Next, in said article there is a picture of a sign which reads “Always a View—Never a Jew” with the caption that said sign was “in front of the Gulf Hotel on Miami Beach.” The problem(s) with both the photo and the caption are several.

First, yes, there was a sign, but according to Ira Newman, who for some years was the archivist at the Jewish Museum (Ira showed me the sign, which was upstairs in a file or storage room of the Museum) the sign was made for them—the museum–as “an example” but was never put in place in front of a hotel or apartment building in Miami Beach or any place else in Dade County. (Your author is the holder of the largest collection of “restricted clientele” memorabilia—the booklets, brochures, photographs and postcards related to the topic—in public or private hands in America and is the only person in the state of Florida who gives the talk titled “The History of Discrimination in South Florida” which is one of seven of my 15 different talks on South Florida local and Florida transportation history which is an “adult show and tell” talk to which I bring the memorabilia related to said talk)

“But wait, there’s more!”

Claiming the sign was in front of “The Gulf Hotel on Miami Beach” was bad enough, but, as the holder of the largest collection of both Florida postcards and Greater Miami (and Florida) hospitality industry (hotels, restaurants and clubs) memorabilia in public or private hands in the country a thorough search and examination of the several thousand Miami Beach hotel postcards and Miami Beach hotel booklets and brochures did not bring forth anything showing a property with that name. There might have been one of the Florida west coast but, apparently, there was not a “Gulf Hotel” on Miami Beach, and, if there was (which I do doubt) why is there not a printed or photographic record of said property, at least here in Miami Beach?

The second:

A faculty member at Rollins College, in Winter Park, Florida, has just had a book published by the University Press of Florida titled Tracing Florida Journeys, in which professor of environmental studies Leslie Poole shamefully perpetuates the orange blossom fable/fairy tale/bubbemisseh, writing about Julia Tuttle on p. 149, wherein she stated “she sent [Flagler] orange blossoms by mail after the devastating freeze of February 1895 ….that were proof that Miami was a subtropical wonder free of cold temperatures.”

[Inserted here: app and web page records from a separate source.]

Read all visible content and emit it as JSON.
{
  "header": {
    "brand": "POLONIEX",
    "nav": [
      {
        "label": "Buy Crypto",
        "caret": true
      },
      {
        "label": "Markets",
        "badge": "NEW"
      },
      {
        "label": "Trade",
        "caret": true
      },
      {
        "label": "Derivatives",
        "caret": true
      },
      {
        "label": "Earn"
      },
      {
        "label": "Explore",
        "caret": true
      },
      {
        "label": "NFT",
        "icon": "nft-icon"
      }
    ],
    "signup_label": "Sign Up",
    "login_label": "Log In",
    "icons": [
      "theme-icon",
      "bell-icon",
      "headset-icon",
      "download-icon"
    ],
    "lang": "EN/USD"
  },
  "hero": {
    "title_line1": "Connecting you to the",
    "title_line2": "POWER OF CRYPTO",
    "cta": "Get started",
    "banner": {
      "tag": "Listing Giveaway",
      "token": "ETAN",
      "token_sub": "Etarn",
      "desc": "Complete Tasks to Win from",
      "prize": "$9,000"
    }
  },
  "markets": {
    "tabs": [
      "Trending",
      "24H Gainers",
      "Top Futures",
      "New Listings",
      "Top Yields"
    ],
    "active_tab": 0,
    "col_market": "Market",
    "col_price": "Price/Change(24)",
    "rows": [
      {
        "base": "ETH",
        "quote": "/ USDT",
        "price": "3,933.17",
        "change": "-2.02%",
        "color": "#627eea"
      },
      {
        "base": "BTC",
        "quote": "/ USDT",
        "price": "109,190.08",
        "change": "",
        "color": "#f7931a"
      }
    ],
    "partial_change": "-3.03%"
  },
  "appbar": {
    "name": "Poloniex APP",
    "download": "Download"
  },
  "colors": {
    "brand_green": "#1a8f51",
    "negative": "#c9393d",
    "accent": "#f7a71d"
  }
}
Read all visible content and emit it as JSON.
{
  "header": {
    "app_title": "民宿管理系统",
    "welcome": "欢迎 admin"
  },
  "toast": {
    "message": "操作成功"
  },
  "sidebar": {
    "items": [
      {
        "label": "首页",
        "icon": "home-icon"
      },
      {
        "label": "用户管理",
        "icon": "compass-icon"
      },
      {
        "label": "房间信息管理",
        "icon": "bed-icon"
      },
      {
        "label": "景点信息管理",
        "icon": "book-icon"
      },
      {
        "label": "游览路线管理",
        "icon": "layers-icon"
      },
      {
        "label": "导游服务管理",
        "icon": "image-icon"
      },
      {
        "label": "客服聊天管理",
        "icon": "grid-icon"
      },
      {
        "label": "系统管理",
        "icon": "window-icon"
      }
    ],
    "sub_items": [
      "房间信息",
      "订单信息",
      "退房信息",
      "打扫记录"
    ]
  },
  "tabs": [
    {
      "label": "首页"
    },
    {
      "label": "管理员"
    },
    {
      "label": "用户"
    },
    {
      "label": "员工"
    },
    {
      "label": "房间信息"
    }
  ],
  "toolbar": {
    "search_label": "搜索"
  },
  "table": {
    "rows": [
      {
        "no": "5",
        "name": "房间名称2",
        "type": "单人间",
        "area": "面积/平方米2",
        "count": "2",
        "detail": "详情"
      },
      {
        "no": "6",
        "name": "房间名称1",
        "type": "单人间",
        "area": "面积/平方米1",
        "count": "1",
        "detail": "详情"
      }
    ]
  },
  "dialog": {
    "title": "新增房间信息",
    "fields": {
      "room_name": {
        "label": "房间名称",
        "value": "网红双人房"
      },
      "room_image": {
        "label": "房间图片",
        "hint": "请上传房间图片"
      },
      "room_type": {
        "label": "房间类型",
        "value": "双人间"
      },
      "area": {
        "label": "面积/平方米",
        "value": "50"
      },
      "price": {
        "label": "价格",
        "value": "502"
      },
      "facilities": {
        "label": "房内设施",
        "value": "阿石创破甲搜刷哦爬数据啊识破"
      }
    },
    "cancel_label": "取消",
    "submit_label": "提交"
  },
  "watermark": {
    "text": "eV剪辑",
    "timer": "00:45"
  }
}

Not only is the fact that Dr. Poole wrote such nonsensical tripe without checking out the facts and the truth of what actually did occur following the great and terrible freezes of December of 1894 and January and February of 1895 utterly shameful, but to claim that “she sent them by mail….” Oh, lordy, there apparently will never be an end to that silliness and fol-de-rol in regard to an “event” which never occurred. Without going any further, I, not only as Company Historian of the Florida East Coast Railway but as the author of five histories of that great railroad, have explained in detail what actually did happen regarding Mary and William Brickell, Mrs. Tuttle and Mr. Flagler both before and after the freezes. Simply put, Mr. Flagler extended the railroad to the shores of Biscayne Bay not because some woman sent him “orange blossoms” (which she never did) but because she, the Brickells, the State and several private land owners gave him the land which he needed in order to extend the railroad to the shores of Biscayne Bay.

That is it for now, so wishing you all well until next time. Please take care and stay safe.

Click Here to Order Boxing Interviews Of A Lifetime By “Bad” Brad Berkwitt